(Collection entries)
==============================

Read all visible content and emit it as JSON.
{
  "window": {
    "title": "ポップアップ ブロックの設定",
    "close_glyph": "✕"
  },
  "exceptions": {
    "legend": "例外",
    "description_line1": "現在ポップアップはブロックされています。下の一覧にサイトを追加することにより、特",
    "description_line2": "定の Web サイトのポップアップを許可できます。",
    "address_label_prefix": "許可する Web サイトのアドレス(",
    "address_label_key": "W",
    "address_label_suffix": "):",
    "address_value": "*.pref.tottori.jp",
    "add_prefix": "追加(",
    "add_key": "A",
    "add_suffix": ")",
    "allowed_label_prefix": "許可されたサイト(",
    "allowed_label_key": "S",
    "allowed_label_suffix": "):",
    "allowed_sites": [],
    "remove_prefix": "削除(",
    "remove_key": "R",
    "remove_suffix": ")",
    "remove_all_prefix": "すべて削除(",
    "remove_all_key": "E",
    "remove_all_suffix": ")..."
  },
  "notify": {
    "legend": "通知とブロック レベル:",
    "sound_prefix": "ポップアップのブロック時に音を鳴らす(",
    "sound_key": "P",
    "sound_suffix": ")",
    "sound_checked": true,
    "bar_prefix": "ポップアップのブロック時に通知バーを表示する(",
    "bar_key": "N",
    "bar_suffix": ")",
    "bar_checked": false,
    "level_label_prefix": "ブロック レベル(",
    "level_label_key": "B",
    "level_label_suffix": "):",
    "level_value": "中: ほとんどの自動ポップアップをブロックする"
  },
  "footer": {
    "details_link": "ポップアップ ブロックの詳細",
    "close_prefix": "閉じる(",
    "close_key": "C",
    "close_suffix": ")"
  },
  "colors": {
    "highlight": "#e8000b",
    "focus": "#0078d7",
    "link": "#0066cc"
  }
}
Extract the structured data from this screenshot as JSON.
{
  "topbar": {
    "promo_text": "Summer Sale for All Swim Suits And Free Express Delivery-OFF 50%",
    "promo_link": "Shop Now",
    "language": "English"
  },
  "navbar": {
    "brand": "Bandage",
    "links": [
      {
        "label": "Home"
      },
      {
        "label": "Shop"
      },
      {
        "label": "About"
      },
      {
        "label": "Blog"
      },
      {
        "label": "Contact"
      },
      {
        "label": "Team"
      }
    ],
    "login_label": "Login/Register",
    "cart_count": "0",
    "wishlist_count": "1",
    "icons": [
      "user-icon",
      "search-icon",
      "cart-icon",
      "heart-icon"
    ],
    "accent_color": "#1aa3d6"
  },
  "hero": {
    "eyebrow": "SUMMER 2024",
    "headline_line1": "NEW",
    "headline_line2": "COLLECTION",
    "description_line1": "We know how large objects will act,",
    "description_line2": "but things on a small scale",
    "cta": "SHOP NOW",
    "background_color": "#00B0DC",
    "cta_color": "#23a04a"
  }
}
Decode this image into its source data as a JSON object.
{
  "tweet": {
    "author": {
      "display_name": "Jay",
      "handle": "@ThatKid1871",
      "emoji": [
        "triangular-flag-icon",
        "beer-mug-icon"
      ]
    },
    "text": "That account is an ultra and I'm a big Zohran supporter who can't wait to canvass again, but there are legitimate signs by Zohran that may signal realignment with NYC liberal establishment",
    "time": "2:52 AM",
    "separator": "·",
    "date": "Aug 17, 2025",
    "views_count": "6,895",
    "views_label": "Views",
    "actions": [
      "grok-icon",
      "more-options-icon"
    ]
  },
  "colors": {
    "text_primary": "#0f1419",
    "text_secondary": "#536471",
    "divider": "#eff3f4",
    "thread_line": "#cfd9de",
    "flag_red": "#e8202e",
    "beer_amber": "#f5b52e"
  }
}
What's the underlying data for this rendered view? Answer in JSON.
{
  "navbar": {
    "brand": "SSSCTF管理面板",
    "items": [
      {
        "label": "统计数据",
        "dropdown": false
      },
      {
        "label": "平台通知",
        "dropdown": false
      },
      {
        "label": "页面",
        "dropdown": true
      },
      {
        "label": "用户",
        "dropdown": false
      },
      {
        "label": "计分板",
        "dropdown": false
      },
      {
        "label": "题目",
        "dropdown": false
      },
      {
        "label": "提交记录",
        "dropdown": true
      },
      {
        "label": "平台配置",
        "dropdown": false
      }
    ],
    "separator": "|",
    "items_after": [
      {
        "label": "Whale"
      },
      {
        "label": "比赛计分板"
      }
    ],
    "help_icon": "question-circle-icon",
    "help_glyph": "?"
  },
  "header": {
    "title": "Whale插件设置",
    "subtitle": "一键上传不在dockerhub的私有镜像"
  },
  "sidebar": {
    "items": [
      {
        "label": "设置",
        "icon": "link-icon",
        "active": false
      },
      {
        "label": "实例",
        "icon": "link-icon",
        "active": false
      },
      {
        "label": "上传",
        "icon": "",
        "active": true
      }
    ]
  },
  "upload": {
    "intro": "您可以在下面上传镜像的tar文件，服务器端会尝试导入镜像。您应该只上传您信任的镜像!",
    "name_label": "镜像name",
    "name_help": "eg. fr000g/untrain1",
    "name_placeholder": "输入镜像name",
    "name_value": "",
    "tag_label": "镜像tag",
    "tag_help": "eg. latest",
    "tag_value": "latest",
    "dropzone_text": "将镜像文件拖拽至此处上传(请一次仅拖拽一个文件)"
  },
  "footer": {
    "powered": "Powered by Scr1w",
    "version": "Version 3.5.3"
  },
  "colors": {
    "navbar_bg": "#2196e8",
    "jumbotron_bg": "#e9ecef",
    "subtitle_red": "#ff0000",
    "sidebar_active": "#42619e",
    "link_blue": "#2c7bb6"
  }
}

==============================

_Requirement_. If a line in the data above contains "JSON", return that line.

_Written response_.
Read all visible content and emit it as JSON.
Extract the structured data from this screenshot as JSON.
Decode this image into its source data as a JSON object.
What's the underlying data for this rendered view? Answer in JSON.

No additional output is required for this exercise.